We can install KeePass 2 on Ubuntu with just one single command. To use it on Web browsers, KeeWeb is available.
Few key features Strong Security (Advanced Encryption Standard (AES, Rijndael) and the Twofish algorithm), Multiple User Keys; Export To TXT, HTML, XML and CSV Files; Easy Database Transfer; Intuitive and Secure Clipboard Handling; Strong Random Password Generator; Auto-Type, Global Auto-Type Hot Key; Drag&Drop and more…
4. PSONO– Self-hosted solution for teams
PSONO is a multi-level encryption password manager with enterprise features. It offers a true end to end encryption for password sharing, followed by SSL and storage encryption. PSONO uses Curve25519 and Salsa2with the help of NaCl “Networking and Cryptography library”.
The software is written in Python and just like Passbolt, the users easily install it on their own servers or cloud. The source code of the password manager is available at GitLab.
To access the server, the user can use the various PSONO clients such as Web client, Android, and browser extensions for Chrome & Firefox. Dedicated Docker images for quick setup of PSOSN is also available.
If we talk about the available versions of PSONO, there are three- Community version, Enterprise Edition limited, and Enterprise Edition for big companies.
Community and Enterprise Edition limited versions are available to use free of cost. The EE limited edition which is meant to use free of cost for the small teams comes with some extra features such as LDAP & SAML SSO, Audit Logging, Compact Enforcement, and Basic support but with a restriction of 10 users.
Those who are interested in Enterprise Edition for big companies, they have to pay 2 euro per month (billed manually); suitable for Teams with a minimum, 25 users.
Well, if you are a startup and have a developer team then it would be not very much difficult to adapt and make the PSONO to full fill the password managing demands.

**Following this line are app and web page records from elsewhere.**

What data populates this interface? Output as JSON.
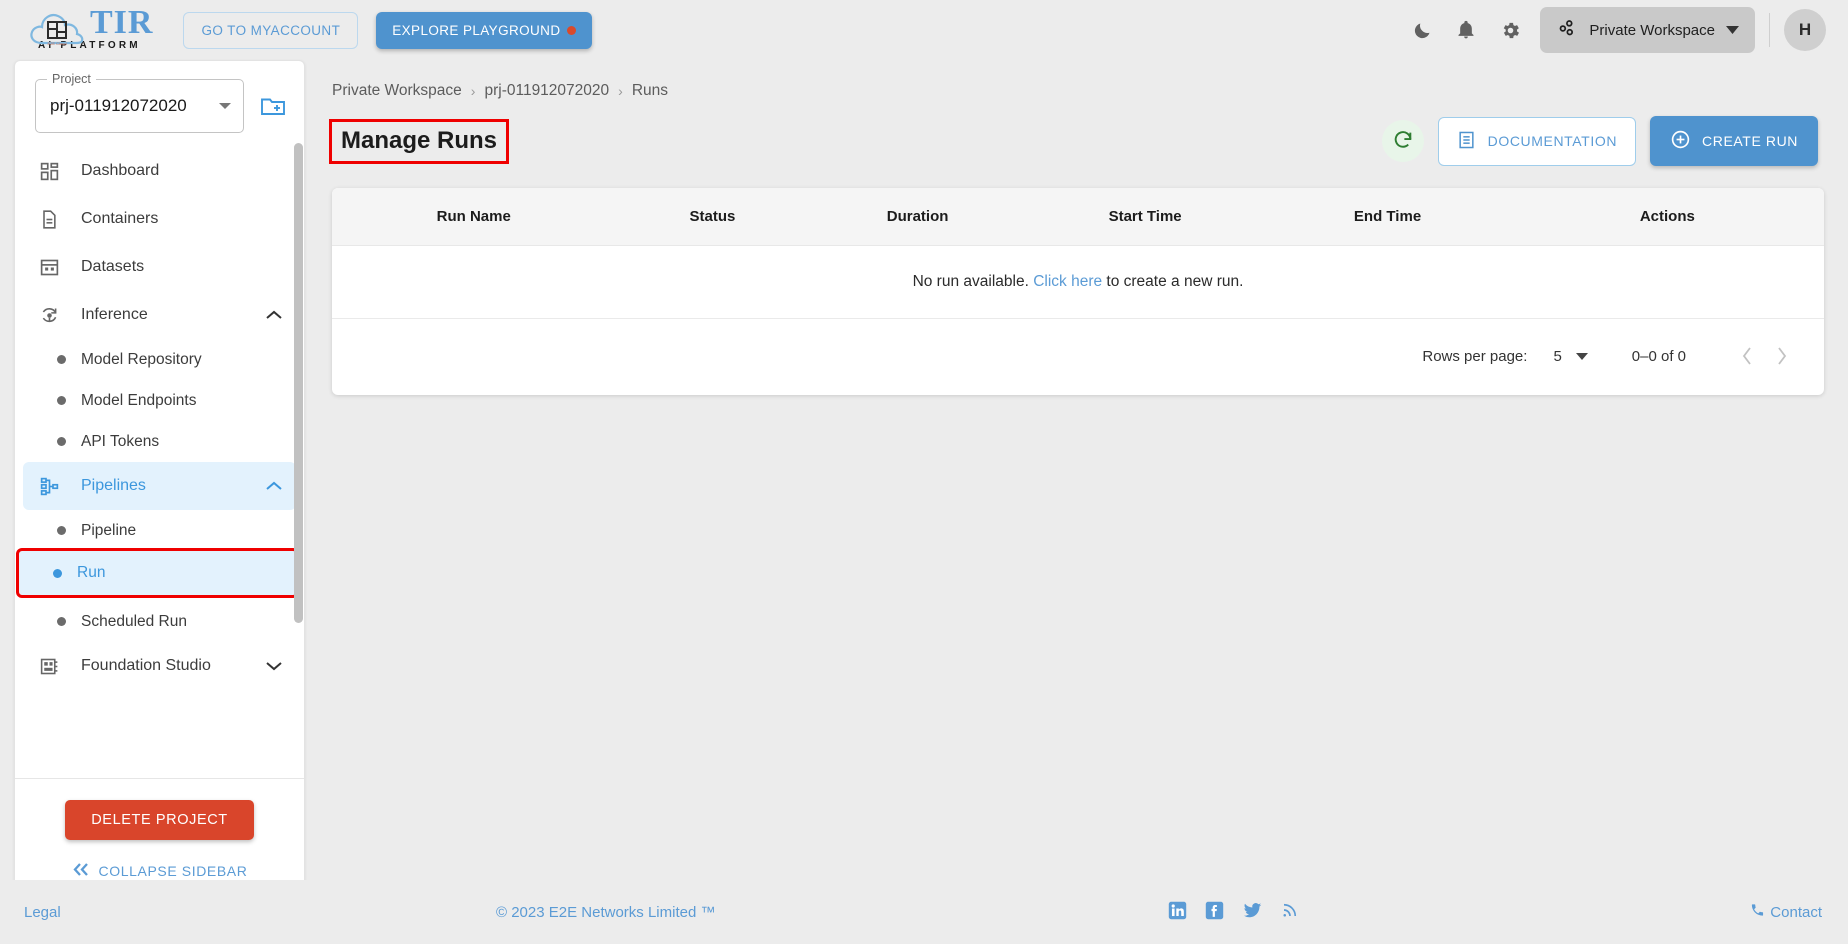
{
  "topbar": {
    "logo_text": "TIR",
    "logo_sub": "AI PLATFORM",
    "myaccount_label": "GO TO MYACCOUNT",
    "playground_label": "EXPLORE PLAYGROUND",
    "dark_mode_icon": "moon-icon",
    "notifications_icon": "bell-icon",
    "settings_icon": "gear-icon",
    "workspace_label": "Private Workspace",
    "avatar_initial": "H"
  },
  "sidebar": {
    "project_legend": "Project",
    "project_value": "prj-011912072020",
    "new_project_icon": "new-folder-icon",
    "items": [
      {
        "label": "Dashboard",
        "icon": "dashboard-icon",
        "type": "item"
      },
      {
        "label": "Containers",
        "icon": "document-icon",
        "type": "item"
      },
      {
        "label": "Datasets",
        "icon": "grid-icon",
        "type": "item"
      },
      {
        "label": "Inference",
        "icon": "inference-icon",
        "type": "group",
        "expanded": true
      },
      {
        "label": "Model Repository",
        "icon": "bullet",
        "type": "sub"
      },
      {
        "label": "Model Endpoints",
        "icon": "bullet",
        "type": "sub"
      },
      {
        "label": "API Tokens",
        "icon": "bullet",
        "type": "sub"
      },
      {
        "label": "Pipelines",
        "icon": "pipelines-icon",
        "type": "group",
        "expanded": true,
        "active": true
      },
      {
        "label": "Pipeline",
        "icon": "bullet",
        "type": "sub"
      },
      {
        "label": "Run",
        "icon": "bullet",
        "type": "sub",
        "selected": true,
        "annotated": true
      },
      {
        "label": "Scheduled Run",
        "icon": "bullet",
        "type": "sub"
      },
      {
        "label": "Foundation Studio",
        "icon": "studio-icon",
        "type": "group",
        "expanded": false
      }
    ],
    "delete_project_label": "DELETE PROJECT",
    "collapse_label": "COLLAPSE SIDEBAR"
  },
  "breadcrumb": {
    "items": [
      "Private Workspace",
      "prj-011912072020",
      "Runs"
    ],
    "separator": "›"
  },
  "header": {
    "title": "Manage Runs",
    "refresh_icon": "refresh-icon",
    "documentation_label": "DOCUMENTATION",
    "create_run_label": "CREATE RUN"
  },
  "table": {
    "columns": [
      "Run Name",
      "Status",
      "Duration",
      "Start Time",
      "End Time",
      "Actions"
    ],
    "rows": [],
    "empty_prefix": "No run available. ",
    "empty_link": "Click here",
    "empty_suffix": " to create a new run."
  },
  "pagination": {
    "rows_per_page_label": "Rows per page:",
    "rows_per_page_value": "5",
    "range_label": "0–0 of 0",
    "prev_icon": "chevron-left-icon",
    "next_icon": "chevron-right-icon"
  },
  "footer": {
    "legal": "Legal",
    "copyright": "© 2023 E2E Networks Limited ™",
    "social": [
      "linkedin-icon",
      "facebook-icon",
      "twitter-icon",
      "rss-icon"
    ],
    "contact": "Contact"
  },
  "colors": {
    "accent_blue": "#4f93ce",
    "link_blue": "#5b9bd5",
    "selected_bg": "#e3f2fd",
    "danger_red": "#d9452b",
    "annotation_red": "#ef0000",
    "refresh_green": "#2e7d32"
  }
}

Nevertheless, if you are an individual or small team and don’t want to set up your own server then it is possible to use the PSOSON server to save passwords. For that just like any other password management provider service, the user has to register on the official website.
5. Padloc– Password Manager
Padloc is also a Github password manager project that can be installed by the user on their own premises. However, they also provide their own cloud service with various plans, like Bitwarden they also offer a free plan but with some limitations which is it can store up to 50 passwords, credit cards, and other items up to 2 connected devices. If you want more than that on the developer’s cloud then you have to go for Premium, Family, Team, or business plans.
The client apps for the Padloc server are available for Windows, macOS, Linux, Android, iOS along with an extension for Google Chrome and Firefox.
Closing thoughts on Best Open-Source Password Managers
Those days are gone when open-source projects were not enough capable to compete with proprietary services. Now, we can easily compare them with some well-known services such as Dashlane and Lastpass. The benefit of using an open-source software manager is transparency, we can audit the source code and even can modify it as per our requirements, and above that the community support. Yes, indeed when it comes to the self-hosting of such projects then setup complications would be there especially for those who don’t have a technical background.
Open-source password managers also use complex encryption algorithms along with multi-step authentication tools to offers high security. So, any startup or enterprise that wants to host all credentials on their own server can use them.